Its status is not unique. Three of the top five charities in 2009 were religious, and public support for their work may well reflect the sensibility of a population that claims to be almost 80 percent Christian. The news media’s coverage of the Army as an evangelical mission may have strengthened its attractiveness at a time of increased religious awareness. According to several Army officers, the movement’s evangelical foundation appeal even to those who don’t share it. “Many of our donors appreciate we do this with a spiritual motivation,” said Commissioner Carol Seiler, who oversees Army work in 11 Midwestern states. “Joan Kroc didn’t give us $1.5 billion because she was aligned with our faith. She did it because she thought we were trustworthy.”
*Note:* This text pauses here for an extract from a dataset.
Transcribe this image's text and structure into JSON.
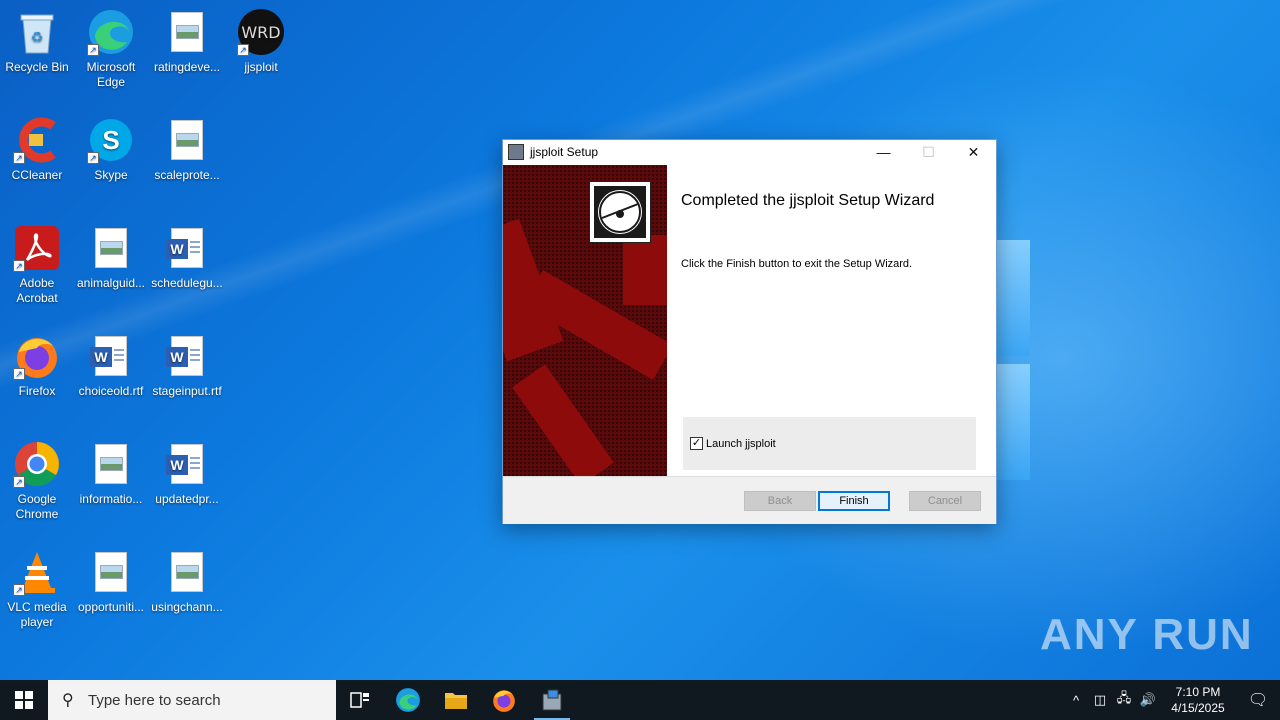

The Army’s example illuminates the challenges faced by religious groups that take government funds to provide social services. Religious entities must not only negotiate between secular regulations and religious doctrine, but they do so, at least in the 21st century, in full public view. The news media is the channel through which the public-at-large learns about the world and until very recently, its grip on information was total.
In the early 20th century, news managers, emboldened by a sense of mission and empowered by their hegemonic position, promoted an idea of religion that was devoid of theological specificity or creedal commitment. In search of a religion befitting a pluralistic, action-oriented society as well as one that would not challenge their own authority, they advanced the Army. The Army’s need to promote a non-sectarian image—its very survival depended on public support, made for a symbiotic match.
The Army may have allowed its identity to be hidden in plain sight, but its members never deviated from their fundamental mission. In 2011, as it was in 1880, The Salvation Army is “an evangelical organization dedicated to bringing people into a meaningful relationship with God through Jesus Christ.” Or, as a Salvationist might say, those with ears to hear and eyes to see will understand their mission, notwithstanding the twists and turns of a secular news media.